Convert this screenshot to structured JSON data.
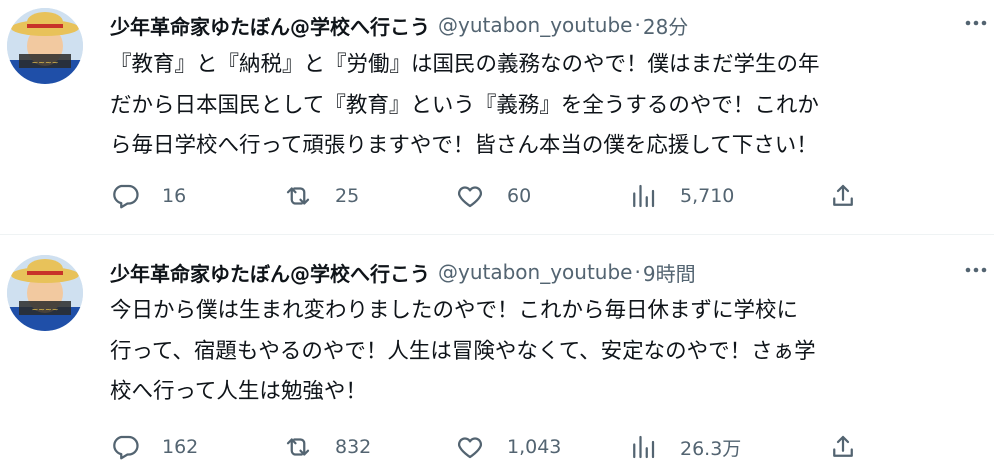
{
  "tweets": [
    {
      "display_name": "少年革命家ゆたぼん@学校へ行こう",
      "handle": "@yutabon_youtube",
      "separator": "·",
      "time": "28分",
      "lines": [
        "『教育』と『納税』と『労働』は国民の義務なのやで！僕はまだ学生の年",
        "だから日本国民として『教育』という『義務』を全うするのやで！これか",
        "ら毎日学校へ行って頑張りますやで！皆さん本当の僕を応援して下さい！"
      ],
      "replies": "16",
      "retweets": "25",
      "likes": "60",
      "views": "5,710"
    },
    {
      "display_name": "少年革命家ゆたぼん@学校へ行こう",
      "handle": "@yutabon_youtube",
      "separator": "·",
      "time": "9時間",
      "lines": [
        "今日から僕は生まれ変わりましたのやで！これから毎日休まずに学校に",
        "行って、宿題もやるのやで！人生は冒険やなくて、安定なのやで！さぁ学",
        "校へ行って人生は勉強や！"
      ],
      "replies": "162",
      "retweets": "832",
      "likes": "1,043",
      "views": "26.3万"
    }
  ],
  "icons": {
    "reply": "reply-icon",
    "retweet": "retweet-icon",
    "like": "heart-icon",
    "views": "views-icon",
    "share": "share-icon",
    "more": "more-icon"
  },
  "colors": {
    "text": "#0f1419",
    "secondary": "#536471",
    "divider": "#eff3f4"
  }
}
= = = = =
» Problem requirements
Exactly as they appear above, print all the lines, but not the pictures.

» Output below
Convert this screenshot to structured JSON data.
{
  "tweets": [
    {
      "display_name": "少年革命家ゆたぼん@学校へ行こう",
      "handle": "@yutabon_youtube",
      "separator": "·",
      "time": "28分",
      "lines": [
        "『教育』と『納税』と『労働』は国民の義務なのやで！僕はまだ学生の年",
        "だから日本国民として『教育』という『義務』を全うするのやで！これか",
        "ら毎日学校へ行って頑張りますやで！皆さん本当の僕を応援して下さい！"
      ],
      "replies": "16",
      "retweets": "25",
      "likes": "60",
      "views": "5,710"
    },
    {
      "display_name": "少年革命家ゆたぼん@学校へ行こう",
      "handle": "@yutabon_youtube",
      "separator": "·",
      "time": "9時間",
      "lines": [
        "今日から僕は生まれ変わりましたのやで！これから毎日休まずに学校に",
        "行って、宿題もやるのやで！人生は冒険やなくて、安定なのやで！さぁ学",
        "校へ行って人生は勉強や！"
      ],
      "replies": "162",
      "retweets": "832",
      "likes": "1,043",
      "views": "26.3万"
    }
  ],
  "icons": {
    "reply": "reply-icon",
    "retweet": "retweet-icon",
    "like": "heart-icon",
    "views": "views-icon",
    "share": "share-icon",
    "more": "more-icon"
  },
  "colors": {
    "text": "#0f1419",
    "secondary": "#536471",
    "divider": "#eff3f4"
  }
}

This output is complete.